This is a movie that stages a fight behind a movie screen projecting Stalker, perhaps so the filmmakers can boast that they got people who came to see Charlize Theron beat up people to learn about Andrei Tarkovsky on Google. It's a film that casts Barbara Sukowa in a bit part as if it were a homage to New German Cinema. It is, as I mentioned in passing, a film in which Charlize Theron beats people up, but that doesn't mean it can't be pretentious in its own fashion.
As a movie star, Theron was born in violence. In 2 Days in the Valley she was not just the hot new hottie but the one who got attention for bare-knuckle brawling with Terri Hatcher. She's always been something of an Amazon, and that probably made it easier for her to earn acclaim and awards playing a Ms. Hyde version of the type, an uglyfied man-hating murderer in Monster. It has long seemed like her destiny to be an action star, especially as she advances into her forties past leading-lady territory. She made a move in that direction right after Monster, but Aeon Flux set back her cause for a while. More recently she's become an A-level genre fixture, finally established as an action goddess by Mad Max: Fury Road. I don't know what the hell she was doing in the last Fast and Furious movie, but for her latest star vehicle she's teamed with some of the people who miraculously transformed Keanu Reeves into a midlife badass in the John Wick films. The promise of Atomic Blonde is that Charlize Theron will not only beat people up, but will do so with style and devastating force and little winks to the movie nerds in the audience.

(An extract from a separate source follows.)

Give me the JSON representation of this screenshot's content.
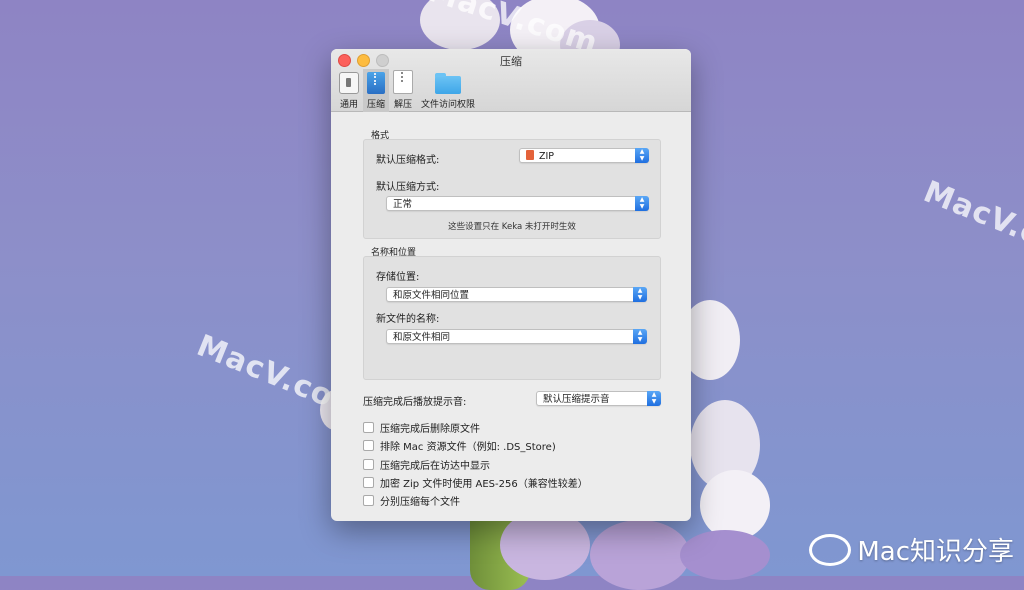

Stuntman turned director David Leitch has filmed a screenplay adapted from one of those obscure graphic novels that Hollywood pays people to read -- don't envy them until you read a few hundred -- by screenwriter Kurt Johnstad, who most recently wrote the second 300 movie -- the really bad one. I don't know whether he or the original writer deserves the "credit" for Atomic Blonde's utterly generic spy story, which depends on that old standby, the List. In 1989, as the Berlin Wall crumbles, the intelligence agencies of several nations are fighting over one of those lists, the existence of which automatically endangers vast numbers of operatives and assets. MI6's contender in this deadly sweepstakes is Lorraine Broughton (Theron), whose sole useful attribute, from what we see, is her versatility in hand-to-hand combat. She replaces a British agent who was killed, presumably by a traitor known as Satchel. She is to be assisted by David Percival (James McAvoy) an agent working on the other side of the Wall as a black marketeer. Percival has a back-up for the list: the German agent who created the list and has memorized all of it. If all else fails, this man is to be smuggled out of East Berlin. Broughton and Percival have a prickly relationship that happily doesn't consummate in romance, as might have been taken for granted a few years ago. Instead, our heroine has her very own Bond Girl in the form of a French agent (Sofia "The Mummy" Boutella). None of this can be told straightforwardly, of course, because this is the 21st century. Instead, the details are related after the fact during a framing-device debriefing that preempts any suspense about Broughton in Berlin. MI6 has been taken over by Hydra, it seems, since Broughton must answer for her actions to Arnim Zola and his U.S. counterpart (John Goodman). Any narrative (or erotic) momentum the film works up is broken up by its constant return to the inert framing device -- but let's face it. The narrative isn't really meant to have momentum of its own; it only has to transport us from one action setpiece to another, and while the story of the film is pretty tedious, and eventually predictable, those setpieces mostly live up to the advance hype. I'm not going to bother describing them, apart from citing one that plays out during a lengthy Rope-style "single take" as the piece de resistance. It will do to recommend Atomic Blonde as an action film that puts Theron over as an opportunistic, resilient brawler in a relatively realistic style. If Wonder Woman is too fantastic for your tastes, Atomic Blonde should end up your female action movie of the year, though it may try your patience at times when it tries to tell a story instead of doing what it's really good at.